I still really felt much more of an Abstract Expressionist than Minimalist. I mean, I wasn’t rejecting Abstract Expressionism, and I was very conscious of the fact that these things were being made by hand….
I have always felt more related to the Abstract Expressionists than any other group. I think that’s what I came out of…. I started with Franz Kline…. You always admired de Kooning…. But then it was Rothko to whom I would respond, especially in his later paintings…. The whole idea of beauty was not embarrassing to me, as it was for a lot of people. Its one of the things that was encouraging about Rothko, that he didn’t seem to be embarrassed about it, either.
And yet, like so many of his contemporaries he also reacted against the tendency to interpret the art of the Abstract Expressionists as statements of the human condition. Soon after his first visit to the Rothko Chapel in Houston in 1972 he painted a four-panel work, The Seasons of 1974–1975. The sequence starts with a radiance of yellow-green that evokes the light of early spring, and continues with a dense forest green, the color of an oak tree in full leaf. Autumn is a soft misty gray, and winter a panel of pure black, the absence of light. From a distance they do indeed look like Rothko’s veils of color, but they have no transcendental dimension; they are simply distillations of the light and color of the changing seasons.
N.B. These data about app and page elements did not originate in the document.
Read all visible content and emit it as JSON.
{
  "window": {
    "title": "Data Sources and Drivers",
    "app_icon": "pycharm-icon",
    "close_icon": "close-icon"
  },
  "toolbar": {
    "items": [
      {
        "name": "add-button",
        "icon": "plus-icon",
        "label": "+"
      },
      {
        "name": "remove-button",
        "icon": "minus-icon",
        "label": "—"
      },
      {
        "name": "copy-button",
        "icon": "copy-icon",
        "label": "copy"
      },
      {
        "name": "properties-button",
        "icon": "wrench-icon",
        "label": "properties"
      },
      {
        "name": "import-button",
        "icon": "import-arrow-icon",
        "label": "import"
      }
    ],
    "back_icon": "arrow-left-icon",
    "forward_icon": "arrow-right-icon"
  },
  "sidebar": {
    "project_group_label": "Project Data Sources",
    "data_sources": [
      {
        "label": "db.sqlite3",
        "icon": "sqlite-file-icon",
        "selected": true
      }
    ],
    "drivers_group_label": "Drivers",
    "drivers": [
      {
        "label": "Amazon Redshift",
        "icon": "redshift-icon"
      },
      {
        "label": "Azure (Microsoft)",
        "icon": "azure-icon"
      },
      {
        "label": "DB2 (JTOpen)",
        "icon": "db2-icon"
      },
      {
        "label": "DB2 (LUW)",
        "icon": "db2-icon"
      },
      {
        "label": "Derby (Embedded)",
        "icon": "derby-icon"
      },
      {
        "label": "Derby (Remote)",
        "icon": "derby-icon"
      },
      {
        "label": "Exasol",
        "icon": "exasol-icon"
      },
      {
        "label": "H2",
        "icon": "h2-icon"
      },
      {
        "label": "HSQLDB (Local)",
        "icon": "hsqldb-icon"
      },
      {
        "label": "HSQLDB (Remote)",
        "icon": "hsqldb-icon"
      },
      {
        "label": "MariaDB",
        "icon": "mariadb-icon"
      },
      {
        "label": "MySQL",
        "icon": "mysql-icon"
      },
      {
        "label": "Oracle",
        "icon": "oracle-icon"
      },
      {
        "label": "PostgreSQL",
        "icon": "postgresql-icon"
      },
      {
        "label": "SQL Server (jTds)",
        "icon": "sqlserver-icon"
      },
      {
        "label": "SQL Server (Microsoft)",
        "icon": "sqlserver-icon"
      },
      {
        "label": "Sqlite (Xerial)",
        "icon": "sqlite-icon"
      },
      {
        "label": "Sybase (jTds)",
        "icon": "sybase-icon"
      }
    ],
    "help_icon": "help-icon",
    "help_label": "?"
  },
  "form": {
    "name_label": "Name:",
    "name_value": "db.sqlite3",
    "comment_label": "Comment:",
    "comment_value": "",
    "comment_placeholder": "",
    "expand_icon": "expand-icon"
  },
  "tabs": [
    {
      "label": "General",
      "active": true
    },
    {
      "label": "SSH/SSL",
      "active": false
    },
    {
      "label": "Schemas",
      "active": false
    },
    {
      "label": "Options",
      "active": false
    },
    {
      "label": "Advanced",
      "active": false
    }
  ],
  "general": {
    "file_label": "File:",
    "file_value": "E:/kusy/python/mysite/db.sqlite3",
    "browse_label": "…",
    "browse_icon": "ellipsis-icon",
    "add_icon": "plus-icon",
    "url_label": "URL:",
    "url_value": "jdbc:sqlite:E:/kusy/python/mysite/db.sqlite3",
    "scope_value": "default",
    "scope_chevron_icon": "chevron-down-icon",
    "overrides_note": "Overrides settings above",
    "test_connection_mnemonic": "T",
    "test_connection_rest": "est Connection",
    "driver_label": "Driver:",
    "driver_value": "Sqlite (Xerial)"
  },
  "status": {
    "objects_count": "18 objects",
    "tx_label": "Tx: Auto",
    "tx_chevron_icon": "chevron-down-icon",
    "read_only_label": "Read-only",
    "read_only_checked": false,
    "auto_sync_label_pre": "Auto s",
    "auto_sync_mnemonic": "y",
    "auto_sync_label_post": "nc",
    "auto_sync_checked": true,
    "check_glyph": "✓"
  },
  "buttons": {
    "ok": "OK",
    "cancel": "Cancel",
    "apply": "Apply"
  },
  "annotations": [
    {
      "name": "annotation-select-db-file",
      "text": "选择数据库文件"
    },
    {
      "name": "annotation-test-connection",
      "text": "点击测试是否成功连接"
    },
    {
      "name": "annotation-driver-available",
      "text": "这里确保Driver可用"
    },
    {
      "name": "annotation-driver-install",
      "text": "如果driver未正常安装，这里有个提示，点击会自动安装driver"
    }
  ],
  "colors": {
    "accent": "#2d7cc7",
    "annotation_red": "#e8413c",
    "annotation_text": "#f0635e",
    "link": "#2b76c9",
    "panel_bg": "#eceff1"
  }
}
Correction: In the print version of this article, the caption to Brice Marden's Tang Dancer on page 12 should have given the date of the painting as 1995-1996, not 1976.